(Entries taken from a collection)
● ● ● ● ● ● ●

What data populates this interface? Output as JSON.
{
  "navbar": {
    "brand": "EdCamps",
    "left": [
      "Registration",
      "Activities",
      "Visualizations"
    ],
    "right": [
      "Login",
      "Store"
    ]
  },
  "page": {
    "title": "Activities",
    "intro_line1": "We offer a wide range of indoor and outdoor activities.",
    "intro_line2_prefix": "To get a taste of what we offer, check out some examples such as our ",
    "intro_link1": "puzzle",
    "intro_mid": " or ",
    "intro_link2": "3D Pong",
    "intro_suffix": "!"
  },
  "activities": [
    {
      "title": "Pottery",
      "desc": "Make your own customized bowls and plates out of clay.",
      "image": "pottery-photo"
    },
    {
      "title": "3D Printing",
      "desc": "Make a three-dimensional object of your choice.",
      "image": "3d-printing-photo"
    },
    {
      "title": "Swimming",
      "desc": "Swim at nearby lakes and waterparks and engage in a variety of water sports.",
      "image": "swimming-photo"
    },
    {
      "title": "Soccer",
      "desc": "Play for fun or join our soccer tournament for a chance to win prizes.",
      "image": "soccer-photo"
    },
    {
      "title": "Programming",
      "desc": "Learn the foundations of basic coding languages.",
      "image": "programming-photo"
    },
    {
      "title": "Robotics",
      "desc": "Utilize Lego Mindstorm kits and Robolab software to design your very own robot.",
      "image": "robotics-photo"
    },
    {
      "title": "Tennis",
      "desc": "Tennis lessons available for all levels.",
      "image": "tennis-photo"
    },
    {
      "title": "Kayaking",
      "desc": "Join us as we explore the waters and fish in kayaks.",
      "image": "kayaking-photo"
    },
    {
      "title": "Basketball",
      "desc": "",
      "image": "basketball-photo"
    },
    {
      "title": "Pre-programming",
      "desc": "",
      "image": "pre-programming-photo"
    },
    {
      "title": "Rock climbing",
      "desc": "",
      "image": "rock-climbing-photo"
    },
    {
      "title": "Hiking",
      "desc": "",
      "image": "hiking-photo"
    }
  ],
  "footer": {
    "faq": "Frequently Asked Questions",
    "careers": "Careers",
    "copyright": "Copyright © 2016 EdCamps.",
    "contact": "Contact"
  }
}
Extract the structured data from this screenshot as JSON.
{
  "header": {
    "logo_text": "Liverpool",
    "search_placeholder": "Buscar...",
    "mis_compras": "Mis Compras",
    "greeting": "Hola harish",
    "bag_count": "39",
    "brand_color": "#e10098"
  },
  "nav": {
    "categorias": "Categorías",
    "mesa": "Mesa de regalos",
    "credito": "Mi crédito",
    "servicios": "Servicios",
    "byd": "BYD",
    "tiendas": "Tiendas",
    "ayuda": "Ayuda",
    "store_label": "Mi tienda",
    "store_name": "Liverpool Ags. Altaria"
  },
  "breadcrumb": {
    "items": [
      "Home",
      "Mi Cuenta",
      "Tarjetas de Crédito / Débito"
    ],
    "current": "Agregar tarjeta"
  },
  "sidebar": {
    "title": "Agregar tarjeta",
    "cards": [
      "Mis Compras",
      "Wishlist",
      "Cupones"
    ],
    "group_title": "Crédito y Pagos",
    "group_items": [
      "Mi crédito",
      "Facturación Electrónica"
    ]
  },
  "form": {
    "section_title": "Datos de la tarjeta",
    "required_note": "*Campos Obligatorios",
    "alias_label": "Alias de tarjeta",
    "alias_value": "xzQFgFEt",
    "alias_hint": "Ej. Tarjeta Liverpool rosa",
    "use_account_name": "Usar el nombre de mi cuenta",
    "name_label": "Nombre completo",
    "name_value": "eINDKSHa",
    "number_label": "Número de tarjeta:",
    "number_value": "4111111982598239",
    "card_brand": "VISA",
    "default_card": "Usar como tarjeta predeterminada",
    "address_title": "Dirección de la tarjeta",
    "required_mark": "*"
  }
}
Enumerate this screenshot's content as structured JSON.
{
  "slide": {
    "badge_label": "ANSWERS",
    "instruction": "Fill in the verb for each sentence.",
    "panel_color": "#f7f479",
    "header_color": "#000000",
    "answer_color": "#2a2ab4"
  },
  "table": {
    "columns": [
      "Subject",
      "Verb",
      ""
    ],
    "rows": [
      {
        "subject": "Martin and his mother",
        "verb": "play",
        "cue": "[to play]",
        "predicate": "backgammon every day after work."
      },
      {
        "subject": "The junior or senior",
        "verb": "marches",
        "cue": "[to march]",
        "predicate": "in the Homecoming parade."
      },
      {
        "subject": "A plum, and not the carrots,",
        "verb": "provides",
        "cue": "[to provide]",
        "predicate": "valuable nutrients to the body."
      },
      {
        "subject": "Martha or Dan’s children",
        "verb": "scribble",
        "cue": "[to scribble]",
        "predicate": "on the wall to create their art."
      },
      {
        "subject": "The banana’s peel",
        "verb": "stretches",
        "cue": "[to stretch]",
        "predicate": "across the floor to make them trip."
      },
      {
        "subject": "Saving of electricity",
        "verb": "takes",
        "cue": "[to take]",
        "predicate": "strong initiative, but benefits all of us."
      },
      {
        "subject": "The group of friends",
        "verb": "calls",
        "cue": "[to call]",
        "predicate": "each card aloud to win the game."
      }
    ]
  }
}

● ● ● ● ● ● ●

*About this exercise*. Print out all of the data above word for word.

*Task output*.
What data populates this interface? Output as JSON.
{
  "navbar": {
    "brand": "EdCamps",
    "left": [
      "Registration",
      "Activities",
      "Visualizations"
    ],
    "right": [
      "Login",
      "Store"
    ]
  },
  "page": {
    "title": "Activities",
    "intro_line1": "We offer a wide range of indoor and outdoor activities.",
    "intro_line2_prefix": "To get a taste of what we offer, check out some examples such as our ",
    "intro_link1": "puzzle",
    "intro_mid": " or ",
    "intro_link2": "3D Pong",
    "intro_suffix": "!"
  },
  "activities": [
    {
      "title": "Pottery",
      "desc": "Make your own customized bowls and plates out of clay.",
      "image": "pottery-photo"
    },
    {
      "title": "3D Printing",
      "desc": "Make a three-dimensional object of your choice.",
      "image": "3d-printing-photo"
    },
    {
      "title": "Swimming",
      "desc": "Swim at nearby lakes and waterparks and engage in a variety of water sports.",
      "image": "swimming-photo"
    },
    {
      "title": "Soccer",
      "desc": "Play for fun or join our soccer tournament for a chance to win prizes.",
      "image": "soccer-photo"
    },
    {
      "title": "Programming",
      "desc": "Learn the foundations of basic coding languages.",
      "image": "programming-photo"
    },
    {
      "title": "Robotics",
      "desc": "Utilize Lego Mindstorm kits and Robolab software to design your very own robot.",
      "image": "robotics-photo"
    },
    {
      "title": "Tennis",
      "desc": "Tennis lessons available for all levels.",
      "image": "tennis-photo"
    },
    {
      "title": "Kayaking",
      "desc": "Join us as we explore the waters and fish in kayaks.",
      "image": "kayaking-photo"
    },
    {
      "title": "Basketball",
      "desc": "",
      "image": "basketball-photo"
    },
    {
      "title": "Pre-programming",
      "desc": "",
      "image": "pre-programming-photo"
    },
    {
      "title": "Rock climbing",
      "desc": "",
      "image": "rock-climbing-photo"
    },
    {
      "title": "Hiking",
      "desc": "",
      "image": "hiking-photo"
    }
  ],
  "footer": {
    "faq": "Frequently Asked Questions",
    "careers": "Careers",
    "copyright": "Copyright © 2016 EdCamps.",
    "contact": "Contact"
  }
}
Extract the structured data from this screenshot as JSON.
{
  "header": {
    "logo_text": "Liverpool",
    "search_placeholder": "Buscar...",
    "mis_compras": "Mis Compras",
    "greeting": "Hola harish",
    "bag_count": "39",
    "brand_color": "#e10098"
  },
  "nav": {
    "categorias": "Categorías",
    "mesa": "Mesa de regalos",
    "credito": "Mi crédito",
    "servicios": "Servicios",
    "byd": "BYD",
    "tiendas": "Tiendas",
    "ayuda": "Ayuda",
    "store_label": "Mi tienda",
    "store_name": "Liverpool Ags. Altaria"
  },
  "breadcrumb": {
    "items": [
      "Home",
      "Mi Cuenta",
      "Tarjetas de Crédito / Débito"
    ],
    "current": "Agregar tarjeta"
  },
  "sidebar": {
    "title": "Agregar tarjeta",
    "cards": [
      "Mis Compras",
      "Wishlist",
      "Cupones"
    ],
    "group_title": "Crédito y Pagos",
    "group_items": [
      "Mi crédito",
      "Facturación Electrónica"
    ]
  },
  "form": {
    "section_title": "Datos de la tarjeta",
    "required_note": "*Campos Obligatorios",
    "alias_label": "Alias de tarjeta",
    "alias_value": "xzQFgFEt",
    "alias_hint": "Ej. Tarjeta Liverpool rosa",
    "use_account_name": "Usar el nombre de mi cuenta",
    "name_label": "Nombre completo",
    "name_value": "eINDKSHa",
    "number_label": "Número de tarjeta:",
    "number_value": "4111111982598239",
    "card_brand": "VISA",
    "default_card": "Usar como tarjeta predeterminada",
    "address_title": "Dirección de la tarjeta",
    "required_mark": "*"
  }
}
Enumerate this screenshot's content as structured JSON.
{
  "slide": {
    "badge_label": "ANSWERS",
    "instruction": "Fill in the verb for each sentence.",
    "panel_color": "#f7f479",
    "header_color": "#000000",
    "answer_color": "#2a2ab4"
  },
  "table": {
    "columns": [
      "Subject",
      "Verb",
      ""
    ],
    "rows": [
      {
        "subject": "Martin and his mother",
        "verb": "play",
        "cue": "[to play]",
        "predicate": "backgammon every day after work."
      },
      {
        "subject": "The junior or senior",
        "verb": "marches",
        "cue": "[to march]",
        "predicate": "in the Homecoming parade."
      },
      {
        "subject": "A plum, and not the carrots,",
        "verb": "provides",
        "cue": "[to provide]",
        "predicate": "valuable nutrients to the body."
      },
      {
        "subject": "Martha or Dan’s children",
        "verb": "scribble",
        "cue": "[to scribble]",
        "predicate": "on the wall to create their art."
      },
      {
        "subject": "The banana’s peel",
        "verb": "stretches",
        "cue": "[to stretch]",
        "predicate": "across the floor to make them trip."
      },
      {
        "subject": "Saving of electricity",
        "verb": "takes",
        "cue": "[to take]",
        "predicate": "strong initiative, but benefits all of us."
      },
      {
        "subject": "The group of friends",
        "verb": "calls",
        "cue": "[to call]",
        "predicate": "each card aloud to win the game."
      }
    ]
  }
}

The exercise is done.